Thomas James Webber
Crimea 1854-56, 1 clasp, Sebastopol, unnamed as issued; Baltic 1854-55, unnamed as issued; Royal
Navy L.S. & G.C., V.R., wide suspension (Ts. J. Webber, Captns. Coxn. H.M.S. Fisgard 20 Yrs);
Turkish Crimea, British issue, unnamed,
Thomas James Webber was born at Falmouth,
Cornwall, on 1 February 1832, and entered the
Navy as a Boy 2nd Class aboard
H.M.S. William
and Mary
on 15 July 1846. He served as an
Able Seaman aboard the
Trafalgar at
Sebastopol, and aboard the
Russell in the
Baltic. He served subsequently aboard the
Vigilant and, from December 1859, in the
Fisgard, continuously until his discharge,
except for a period of nearly two years in
1860-61 when he was employed as a Rigger at
the Woolwich Dockyard.

He was discharged from
Fisgard on 29
October 1870, having been recommended
for his ‘Pension, Medal & Gratuity.’

It was while serving on HMS Trafalgar that
he went to war in the Crimea.

In August 1854 even before the campaign got
underway, cholera, which was to kill more men
in the Crimea than enemy action, ravaged the
fleet, with Britannia, Trafalgar, Albion and
Furious experiencing the highest mortality
rates.

On the 17th October 1854 HMS Trafalgar,
as part of the combined British, & French
fleet, with the paddle ship Retribution
lashed to her unengaged side to provide
propulsion, took part in the bombardment of
the forts protecting the entrance to
Sebastopol harbour. This action opened at
13.55 and continued until the recall at 17.30.
Despite a fierce exchange of fire between
the fleet and the shore-based forts Trafalgar
only suffered two casualties, while Fort
Constantine was silenced.

His father Alexander was also a mariner and
does not appear in the census of 1841 which
included mother Elizabeth  and younger
siblings Mary, Alexander, William and Edwin.

In the 1851 census Alexander and William
have left the home and younger siblings
Richard and Elizabeth are shown

Webber married Catherine MacCartey (from
Kinsale Ireland)  on 23 Jan 1860 and they
had 5 children in the period 1861-1868

He is shown in the 1881 census on marine
society ship
Warspite . He died in early
1886 aged 54.

The 1891, the census shows Catherine and 3
of the children living together in Woolwich.

His oldest son Alexander followed in his
father's and grandfather's footsteps and
joined the navy as a boy aboard
HMS St
Vincent,
the boy training ship moored at
Haslar.

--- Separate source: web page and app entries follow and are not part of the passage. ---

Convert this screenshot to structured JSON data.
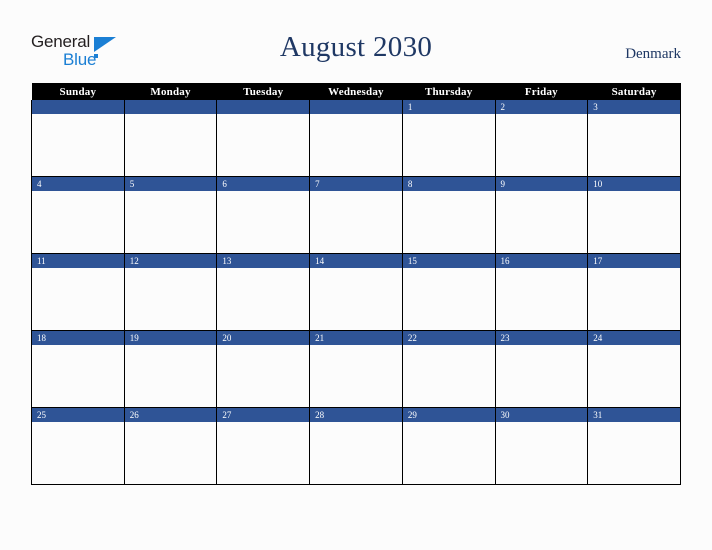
{
  "brand": {
    "name_top": "General",
    "name_bottom": "Blue",
    "triangle_icon": "triangle-icon",
    "color_dark": "#231f20",
    "color_blue": "#1b7fd4"
  },
  "header": {
    "title": "August 2030",
    "locale": "Denmark",
    "title_color": "#1f3864"
  },
  "calendar": {
    "month": "August",
    "year": "2030",
    "country": "Denmark",
    "header_bg": "#000000",
    "header_fg": "#ffffff",
    "date_bar_bg": "#2f5496",
    "date_bar_fg": "#ffffff",
    "cell_bg": "#fcfcfc",
    "border_color": "#000000",
    "weekdays": [
      "Sunday",
      "Monday",
      "Tuesday",
      "Wednesday",
      "Thursday",
      "Friday",
      "Saturday"
    ],
    "weeks": [
      [
        "",
        "",
        "",
        "",
        "1",
        "2",
        "3"
      ],
      [
        "4",
        "5",
        "6",
        "7",
        "8",
        "9",
        "10"
      ],
      [
        "11",
        "12",
        "13",
        "14",
        "15",
        "16",
        "17"
      ],
      [
        "18",
        "19",
        "20",
        "21",
        "22",
        "23",
        "24"
      ],
      [
        "25",
        "26",
        "27",
        "28",
        "29",
        "30",
        "31"
      ]
    ]
  }
}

Tragically he was discharged dead
aged 15.
Counter
Fisgard was a continuation of the successful Leda class that had been designed
by Sir John Henslow and served during the Napoleonic Wars. They had their
armament increased from the earlier ships of that class, and mounted 46 guns
instead of 38.
Fisgard was ordered on 24 August 1815 from Pembroke
Dockyard and was laid down in February 1817. She was launched on 8 July 1819
and commissioned on 27 August 1819.

Having been accepted into service, she was laid up in ordinary for 24 years,
only being activated in 1843. She came under the command of Captain John
Alexander Duntze on 13 May 1843 and spent some time in the Pacific, before
returning to Woolwich. Here she was designated as the harbour flagship and
was fitted for a commodore. Commodore James John Gordon Bremer hoisted
his flag aboard her on 24 October 1847, the first of a number of such officers.
On 20 December 1858
Fisgard became the flagship of Commodore James
Robert Drummond, the commander-in-chief at Woolwich. Her last commodore
was William Edmonstone, who took command on 6 April 1868. Between 1848 and
1872 she was also used to train engineers for the navy, and was the nominated
depot ship for personnel stationed ashore.

Fisgard was eventually paid off for breaking up, a process completed at
Chatham by 8 October 1879.She would give her name to the later shore
establishment named HMS Fisgard, which would go on to train engineers and
artificers during the late nineteenth century and into the twentieth.
Approx Number of Naval LSGCs issued
Anchor
644
Wide
3,572
Narrow (engraved)
4,500
Narrow (impressed)
18,200
Webber is not pictured here but the
man on the left is an Admiral's
Coxwain serving during the same
period and his Uniform may give us
an idea of the dress of the day.

Source is The Victorian & Edwardian
Navy from old photographs, by John
Fabb & A. C. McGowan.